Even though the Tesla boss once reportedly said Steve Jobs was “kind of a jerk,” if there isn’t a copy of the late Apple CEO’s autobiography somewhere in his 20,248-square-foot Bel Air mansion, a lot of people would be surprised. Think of the Superchargers like iTunes. As with Apple, getting hold of the supply — whether that’s music or electricity — means you start to get a hold on the market. Incidentally, Apple itself is working on a rival electric car according to Musk, calling it California’s “open secret.” Clearly, even when you sell the fastest sedan in the world (the Model S reaches 60mph in 2.8seconds), the race to being market leader is not yet in the bag.
And, paradoxically, the bigger Tesla gets, the harder it may become to sell cars. As you might expect, right about the time that people started queuing outside Tesla branches to put down a refundable $1,000 deposit for the Model S last week, the naysayers started slinging mud.
You see, Tesla is currently riding a wave of interest in a U.S. federal government tax credit, worth $7,500 to customers of electric cars. The credit begins to phase out for a manufacturer’s vehicles when at least 200,000 qualifying vehicles have been sold for use in the United States (determined on a cumulative basis for sales after December 31, 2009). In other words, not all of those ordering a Model 3 are likely to get this handy discount.
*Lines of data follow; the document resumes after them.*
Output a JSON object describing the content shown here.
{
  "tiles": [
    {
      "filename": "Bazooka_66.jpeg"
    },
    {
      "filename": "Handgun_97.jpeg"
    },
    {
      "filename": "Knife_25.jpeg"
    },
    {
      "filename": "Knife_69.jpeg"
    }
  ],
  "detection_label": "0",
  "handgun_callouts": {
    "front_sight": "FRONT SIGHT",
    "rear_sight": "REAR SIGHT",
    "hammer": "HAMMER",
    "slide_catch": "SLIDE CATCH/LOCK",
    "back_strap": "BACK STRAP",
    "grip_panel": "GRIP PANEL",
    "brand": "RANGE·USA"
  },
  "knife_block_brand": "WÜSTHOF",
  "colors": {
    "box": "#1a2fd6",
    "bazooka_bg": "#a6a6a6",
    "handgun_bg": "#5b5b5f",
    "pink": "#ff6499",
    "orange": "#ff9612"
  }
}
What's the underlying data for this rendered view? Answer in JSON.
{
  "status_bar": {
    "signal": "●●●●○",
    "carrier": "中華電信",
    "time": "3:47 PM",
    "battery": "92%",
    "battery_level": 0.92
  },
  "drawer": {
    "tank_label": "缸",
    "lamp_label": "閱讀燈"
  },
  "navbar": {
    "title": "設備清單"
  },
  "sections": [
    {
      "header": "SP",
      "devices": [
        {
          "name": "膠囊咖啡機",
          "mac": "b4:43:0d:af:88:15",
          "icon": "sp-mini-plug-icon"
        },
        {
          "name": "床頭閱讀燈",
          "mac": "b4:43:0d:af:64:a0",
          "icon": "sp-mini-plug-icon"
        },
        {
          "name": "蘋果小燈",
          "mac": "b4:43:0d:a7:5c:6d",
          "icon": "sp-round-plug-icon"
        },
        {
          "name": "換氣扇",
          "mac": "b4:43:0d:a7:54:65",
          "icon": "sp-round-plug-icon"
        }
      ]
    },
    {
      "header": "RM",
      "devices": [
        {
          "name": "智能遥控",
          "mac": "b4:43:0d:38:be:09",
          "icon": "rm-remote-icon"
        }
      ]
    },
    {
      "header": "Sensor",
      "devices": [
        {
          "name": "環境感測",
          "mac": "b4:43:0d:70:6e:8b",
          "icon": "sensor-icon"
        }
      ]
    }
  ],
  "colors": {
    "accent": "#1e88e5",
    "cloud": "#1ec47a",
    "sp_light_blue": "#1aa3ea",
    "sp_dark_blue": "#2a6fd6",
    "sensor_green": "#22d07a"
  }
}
Tesla is hoping that the buzz has already been created and that, even without this financial incentive, interest in electric vehicles will hang around long enough to make the company a household name. The company’s detractors are banking on exactly the opposite.
CNBC did a poll following the launch, asking people who put down their refundable deposit whether they would actually buy the car once it came to stumping up the final sum. While it’s not the most reliable methodology, two-thirds of those polled said they would. With Model S sales running at over 50,000 last year, this could equate to well over 250,000 cars sold in a year (including the Model X SUV, when it arrives).
That’s certainly not bad for a company as relatively young as Tesla. But consider, for a moment, that there are almost 90 million cars produced globally every year. That figure has almost doubled since 1997, and the vast majority of them are running on good old gasoline. With the Model 3, Tesla might have shown the world that electric car is here to stay, but one thing’s for certain: it’s got a very long road ahead of it indeed if it wants to pull into pole position.
- Words: Ollie Stallwood